Audio feedback is meaningful – the feedback is an intervention that can be used to challenge, redirect, support and motivate the learner. It is meaningful because the learner immediately understands how the feedback relates to what they have done and how they can apply it to what they will continue to do academically, and what they aspire to do in the future. The feedback is authentic in this respect.
Audio feedback is timely – The feedback is received while the learner is still interested, curious and driven by the work to which it refers. Timelines often refers to the speed with which it is returned, but audio feedback is also understood as timely because it is a rich asynchronous form which can be accessed and replayed at times that matter to the student such as during revision and in preparation for other tasks.
About audio feedback models
Audio feedback is highly flexible, being widely adopted and adapted to suit diverse requirements.
The idea of audio feedback model can be understood pedagogically, technically, as communicative media, and contextually, i.e. the versatility of the feedback design and delivery means it is adaptable to most learning and teaching situations.
- Pedagogically, audio feedback is designed holistically as part of a learning, teaching and assessment strategy. Its design means that it should work with other techniques used to deliver the intended learning outcomes.
- Technically, audio feedback is designed so that it is functional, working well for the producer and user, whether student or academic user.

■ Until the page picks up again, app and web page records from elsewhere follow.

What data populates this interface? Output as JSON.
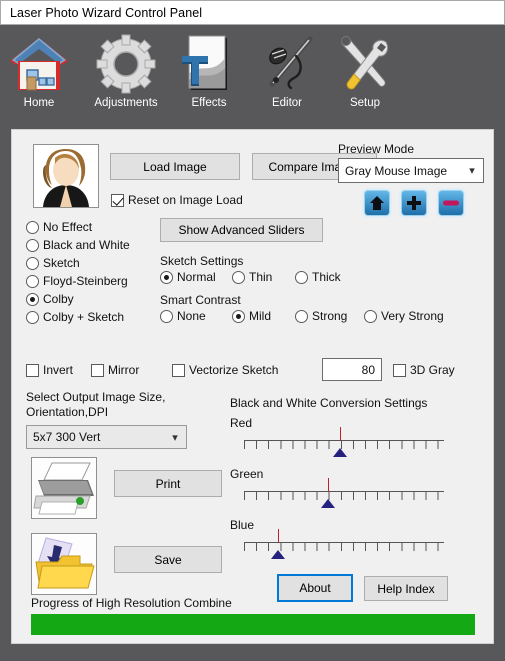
{
  "window": {
    "title": "Laser Photo Wizard Control Panel"
  },
  "toolbar": {
    "items": [
      {
        "label": "Home",
        "icon": "house-icon"
      },
      {
        "label": "Adjustments",
        "icon": "gear-icon"
      },
      {
        "label": "Effects",
        "icon": "text-effects-icon"
      },
      {
        "label": "Editor",
        "icon": "airbrush-pen-icon"
      },
      {
        "label": "Setup",
        "icon": "wrench-screwdriver-icon"
      }
    ]
  },
  "image_section": {
    "thumbnail_alt": "woman-portrait-thumbnail",
    "load_image_label": "Load Image",
    "compare_images_label": "Compare Images",
    "reset_on_load_label": "Reset on Image Load",
    "reset_on_load_checked": true
  },
  "preview": {
    "group_label": "Preview Mode",
    "selected": "Gray Mouse Image",
    "options": [
      "Gray Mouse Image"
    ],
    "nav_buttons": [
      {
        "icon": "home-icon",
        "name": "preview-home-button"
      },
      {
        "icon": "plus-icon",
        "name": "preview-zoom-in-button"
      },
      {
        "icon": "minus-icon",
        "name": "preview-zoom-out-button"
      }
    ]
  },
  "effects": {
    "options": [
      {
        "label": "No Effect",
        "selected": false
      },
      {
        "label": "Black and White",
        "selected": false
      },
      {
        "label": "Sketch",
        "selected": false
      },
      {
        "label": "Floyd-Steinberg",
        "selected": false
      },
      {
        "label": "Colby",
        "selected": true
      },
      {
        "label": "Colby + Sketch",
        "selected": false
      }
    ]
  },
  "advanced": {
    "show_advanced_sliders_label": "Show Advanced Sliders"
  },
  "sketch_settings": {
    "group_label": "Sketch Settings",
    "options": [
      {
        "label": "Normal",
        "selected": true
      },
      {
        "label": "Thin",
        "selected": false
      },
      {
        "label": "Thick",
        "selected": false
      }
    ]
  },
  "smart_contrast": {
    "group_label": "Smart Contrast",
    "options": [
      {
        "label": "None",
        "selected": false
      },
      {
        "label": "Mild",
        "selected": true
      },
      {
        "label": "Strong",
        "selected": false
      },
      {
        "label": "Very Strong",
        "selected": false
      }
    ]
  },
  "toggles": {
    "invert": {
      "label": "Invert",
      "checked": false
    },
    "mirror": {
      "label": "Mirror",
      "checked": false
    },
    "vectorize_sketch": {
      "label": "Vectorize Sketch",
      "checked": false
    },
    "three_d_gray": {
      "label": "3D Gray",
      "checked": false
    }
  },
  "threshold": {
    "value": "80"
  },
  "output_size": {
    "label_line1": "Select Output Image Size,",
    "label_line2": "Orientation,DPI",
    "selected": "5x7 300 Vert",
    "options": [
      "5x7 300 Vert"
    ]
  },
  "actions": {
    "print_label": "Print",
    "save_label": "Save",
    "print_icon": "printer-icon",
    "save_icon": "save-folder-icon"
  },
  "bw_conversion": {
    "group_label": "Black and White Conversion Settings",
    "sliders": [
      {
        "label": "Red",
        "percent": 48
      },
      {
        "label": "Green",
        "percent": 42
      },
      {
        "label": "Blue",
        "percent": 17
      }
    ]
  },
  "help": {
    "about_label": "About",
    "about_focused": true,
    "help_index_label": "Help Index"
  },
  "progress": {
    "label": "Progress of High Resolution Combine",
    "percent": 100,
    "color": "#14a814"
  }
}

It should be straightforward to produce, deliver, access, play and manage.
- Communicatively, it should be designed appropriately to convey the feedback on a given task effectively, for example, it may be used in combination with other feedback methods.
- Contextually, the form of the feedback should be appropriate for the subject matter, the learning and teaching environment, the nature of the content being assessed, the future application of the feedback, and the capabilities of the people and systems involved in making, delivering and using the feedback.
Specific models can be found in the Voices of Innovators section.
When to use audio feedback
Generally speaking, audio feedback is best suited to situations in which the academic would like room to talk to the student or to show them (i.e. using screencast or video feedback) how to improve. It is less suited to situations in which written visual indicators (ticks, crosses, underlining, diagrams) need to be used to draw the student’s attention to details that require correction, but even here spoken reference can be made to annotations on scripts.
Hatziapostolou and Paraskikis (2010) suggest the basic technical matters of writing, (e.g. spelling, grammar and referencing conventions) can be understood as corrective micro forms of feedback. Usually, if these need to be addressed, written forms of feedback are likely to be better. They also identify ‘middle’ (student’s ability to
produce quality ideas and support them with evidence) and global (overall structure, academic argument and organisation) feedback requirements for which more detailed constructive forms of feedback are needed. Spoken feedback methods are better suited to these.